New Artist Week continues with the second of seven new groups you should have your radar before 2011 ends.
Getting Paid (released September 27) is a work best enjoyed dressed in a velvet suit whilst sucking down whippets on a round sofa as monkey butlers peel grapes and mix cocktails. At least that’s the sort of strange scenes from the gold mine that shake loose inside one’s mind while the second album from Zechs Marquise spins. This beatifically bug-fuck album dips into early 70s Miles Davis and the darker corners of King Crimson, largely instrumental music with serious shading and palpable menace, funk-touched mad jazz rockin’ with sprinklings of contemporary blip culture. Think Magical Mystery Tour stripped of (most) vocals and then shot in the ass with Superfly sauce and you’re moving into Zechs Marquise’s neighborhood.

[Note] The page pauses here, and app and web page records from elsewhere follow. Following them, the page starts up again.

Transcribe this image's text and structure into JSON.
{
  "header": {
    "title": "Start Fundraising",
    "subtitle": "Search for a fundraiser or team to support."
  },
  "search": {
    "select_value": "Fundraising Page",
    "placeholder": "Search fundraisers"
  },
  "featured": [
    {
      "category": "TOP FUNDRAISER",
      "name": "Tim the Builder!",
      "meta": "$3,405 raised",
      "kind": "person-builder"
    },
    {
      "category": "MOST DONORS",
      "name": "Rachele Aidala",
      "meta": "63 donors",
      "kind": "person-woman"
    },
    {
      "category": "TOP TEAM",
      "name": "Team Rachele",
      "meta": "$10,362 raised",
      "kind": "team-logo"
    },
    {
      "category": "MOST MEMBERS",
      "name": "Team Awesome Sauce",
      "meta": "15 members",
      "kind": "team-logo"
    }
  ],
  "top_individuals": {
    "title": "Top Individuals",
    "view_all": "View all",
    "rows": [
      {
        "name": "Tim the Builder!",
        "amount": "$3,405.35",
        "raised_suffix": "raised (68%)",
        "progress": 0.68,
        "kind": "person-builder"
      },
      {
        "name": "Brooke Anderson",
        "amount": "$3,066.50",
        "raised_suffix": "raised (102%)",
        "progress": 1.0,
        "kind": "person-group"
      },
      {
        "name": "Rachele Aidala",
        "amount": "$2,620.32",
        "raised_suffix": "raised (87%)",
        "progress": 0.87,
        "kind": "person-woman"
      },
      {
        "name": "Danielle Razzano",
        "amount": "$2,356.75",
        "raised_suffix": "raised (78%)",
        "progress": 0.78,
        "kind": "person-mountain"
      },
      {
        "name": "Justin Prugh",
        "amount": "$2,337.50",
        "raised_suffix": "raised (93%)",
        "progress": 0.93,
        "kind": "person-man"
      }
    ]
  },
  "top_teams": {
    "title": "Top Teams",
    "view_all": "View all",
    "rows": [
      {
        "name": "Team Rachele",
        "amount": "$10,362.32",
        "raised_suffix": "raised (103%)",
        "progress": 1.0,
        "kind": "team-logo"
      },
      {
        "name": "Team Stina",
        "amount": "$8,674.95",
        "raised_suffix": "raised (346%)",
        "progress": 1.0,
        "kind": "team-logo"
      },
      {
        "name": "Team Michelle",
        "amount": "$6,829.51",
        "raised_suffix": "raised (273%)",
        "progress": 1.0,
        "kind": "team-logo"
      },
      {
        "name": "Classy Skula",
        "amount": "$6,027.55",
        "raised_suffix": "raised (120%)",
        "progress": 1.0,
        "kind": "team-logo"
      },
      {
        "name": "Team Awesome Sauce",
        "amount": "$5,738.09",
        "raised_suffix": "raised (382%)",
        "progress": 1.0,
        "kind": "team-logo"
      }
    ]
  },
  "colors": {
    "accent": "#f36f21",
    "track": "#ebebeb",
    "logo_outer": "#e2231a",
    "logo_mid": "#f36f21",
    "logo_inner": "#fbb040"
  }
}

The group currently boasts three siblings of Mars Volta mastermind Omar Rodriguez-Lopez, which has garnered Zechs Marquise some attention. But in musical terms, this band bears little resemblance to what Omar is laying down. Zechs Marquise is more graciously melodic, eager to seduce even as they tickle strange synapses and skip around bumptious rough terrain just off the smooth highways that zigzag through their music. In only two albums, they’ve begun to establish a distinct identity in the hard-to-stand-out-in field of instrumental rock. A couple cuts on Getting Paid dabble in vocals, effectively adding an element many instrumental peers fail miserably at and pointing at new directions they might explore, but mainly they get across a unique voice without having to speak a word, developing rapidly and offering folks already into say Lotus or STS9 a chewy new Scooby Snack to chop on, as well as an energizing flavor for more traditional prog and fusion fans.
Zechs Marquise splashes color around, creating music that stirs an almost lysergic awareness in the listener, where sound takes on substance and the air thickens in ways that make one’s nostrils flair. This steadily mutating ensemble is picking up seemingly disparate echoes – the dubby bounce of Sly Stone’s Fresh, the animalized electric growl of Adrian Belew, Jon Hassell’s breathy rumble, Check Your Head Beastie Boys, vintage Fania Records jams, to name but a few – and sending these alluring tidbits rebounding into space, and then mixing it all together with what the universe sends back. A lot of touchstones referenced in a small space but Zechs Marquise inspires such big-handed grasping. They possess the potential to stride wide like these giants.